Dance sequence (gypsy orchestra, dancers: Deena Newell, Joyce Coles, Paul Godkin, Lee
Brent, Jack Vlaskin, William Sabbot, Leo Galitzine, Gabriel Soloduhin, Zara Lee) –
based on Russian folk melodies arranged by Herbert Stothart
Flower presentation (Yvette Duguay, chorus, Stevens, Eddy) – based on “The Letter Song,” Act
III, new lyrics probably by Gus Kahn, INTO:
“My Hero” reprise (Stevens)
“The Chocolate Soldier” reprise (Eddy and Stevens)
Accusation scene (Eddy) – not in stage version, probably arranged by Stothart with lyrics by Gus
“My Hero” reprise (Stevens)
“Forgive, Forgive, Forgive” (Eddy) – part of finale of Act II, INTO:
“My Hero” reprise (Stevens and Eddy)
Finale: “Seek the Spy” reprise (orchestral)
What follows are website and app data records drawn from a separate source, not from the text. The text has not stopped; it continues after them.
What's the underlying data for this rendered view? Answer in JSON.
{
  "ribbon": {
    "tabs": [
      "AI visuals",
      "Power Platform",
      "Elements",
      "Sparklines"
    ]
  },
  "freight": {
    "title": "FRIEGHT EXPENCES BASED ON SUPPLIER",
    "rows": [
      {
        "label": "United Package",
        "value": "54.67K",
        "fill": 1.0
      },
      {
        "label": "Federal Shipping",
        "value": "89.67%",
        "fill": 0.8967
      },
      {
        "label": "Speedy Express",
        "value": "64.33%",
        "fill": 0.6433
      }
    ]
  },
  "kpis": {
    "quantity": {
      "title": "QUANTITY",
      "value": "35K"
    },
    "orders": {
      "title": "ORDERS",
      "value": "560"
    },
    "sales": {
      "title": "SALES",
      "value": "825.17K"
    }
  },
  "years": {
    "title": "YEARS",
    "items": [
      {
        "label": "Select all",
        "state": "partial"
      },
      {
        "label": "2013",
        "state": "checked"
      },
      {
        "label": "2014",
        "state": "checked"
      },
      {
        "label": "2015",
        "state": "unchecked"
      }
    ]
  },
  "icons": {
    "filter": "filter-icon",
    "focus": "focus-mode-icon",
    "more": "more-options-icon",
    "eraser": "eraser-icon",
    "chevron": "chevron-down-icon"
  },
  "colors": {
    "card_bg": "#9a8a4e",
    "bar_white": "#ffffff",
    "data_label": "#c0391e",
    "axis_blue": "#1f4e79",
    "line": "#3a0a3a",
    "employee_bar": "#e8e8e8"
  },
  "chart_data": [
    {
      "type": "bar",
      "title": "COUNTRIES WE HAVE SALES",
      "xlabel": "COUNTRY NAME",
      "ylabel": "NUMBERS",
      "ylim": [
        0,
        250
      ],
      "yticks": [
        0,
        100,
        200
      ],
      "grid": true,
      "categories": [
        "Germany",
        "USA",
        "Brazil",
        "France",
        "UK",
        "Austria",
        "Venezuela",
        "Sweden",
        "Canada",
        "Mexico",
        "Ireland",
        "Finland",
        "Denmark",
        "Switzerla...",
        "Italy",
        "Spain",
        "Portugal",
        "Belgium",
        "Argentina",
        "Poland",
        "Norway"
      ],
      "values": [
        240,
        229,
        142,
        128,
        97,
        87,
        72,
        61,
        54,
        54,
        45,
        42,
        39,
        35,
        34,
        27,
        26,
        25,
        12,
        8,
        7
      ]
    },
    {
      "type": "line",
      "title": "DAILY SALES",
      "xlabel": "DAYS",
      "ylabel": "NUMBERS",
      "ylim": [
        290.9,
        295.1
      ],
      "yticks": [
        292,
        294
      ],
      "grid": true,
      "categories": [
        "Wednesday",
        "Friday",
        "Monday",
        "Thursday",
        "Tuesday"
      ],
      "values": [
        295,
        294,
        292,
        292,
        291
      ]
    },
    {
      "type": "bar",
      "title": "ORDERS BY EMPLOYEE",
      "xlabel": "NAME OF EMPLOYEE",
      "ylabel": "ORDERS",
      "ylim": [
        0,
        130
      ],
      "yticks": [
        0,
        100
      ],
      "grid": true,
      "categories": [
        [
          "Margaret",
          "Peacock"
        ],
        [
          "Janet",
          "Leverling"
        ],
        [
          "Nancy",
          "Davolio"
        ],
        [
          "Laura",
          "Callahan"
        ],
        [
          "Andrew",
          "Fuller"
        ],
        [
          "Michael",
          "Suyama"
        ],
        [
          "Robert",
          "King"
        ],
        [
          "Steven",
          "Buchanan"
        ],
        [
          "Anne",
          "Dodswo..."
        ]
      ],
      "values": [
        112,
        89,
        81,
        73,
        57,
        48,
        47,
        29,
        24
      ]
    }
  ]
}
An interesting footnote to this film is that the 1931 film of The Guardsman on which it was based was directed by the first husband of the new Mrs. Eddy, Sidney Franklin. He also directed the silent version of Smilin’ Through, starring Norma Talmadge, remade as a musical with Jeanette MacDonald. And in a further example of la plus ça change, in 1951 Jeanette MacDonald toured with her husband, Gene Raymond, in The Guardsman.
The 11-minute 1942 promotional short We Must Have Music includes a sequence in which composer-conductor Herbert Stothart conducts a recording session for The Chocolate Soldier, followed by a clip from the film of Risë Stevens singing “My Hero.” Other scenes show Bronislau Kaper, Judy Garland, and Busby Berkeley.
When Nelson rips off his disguise backstage at the end of the movie, he is wearing Hussar’s boots and pants, yet when he returns to the stage moments later to confront Risë Stevens, he is wearing street shoes. (Stephanie Loyd)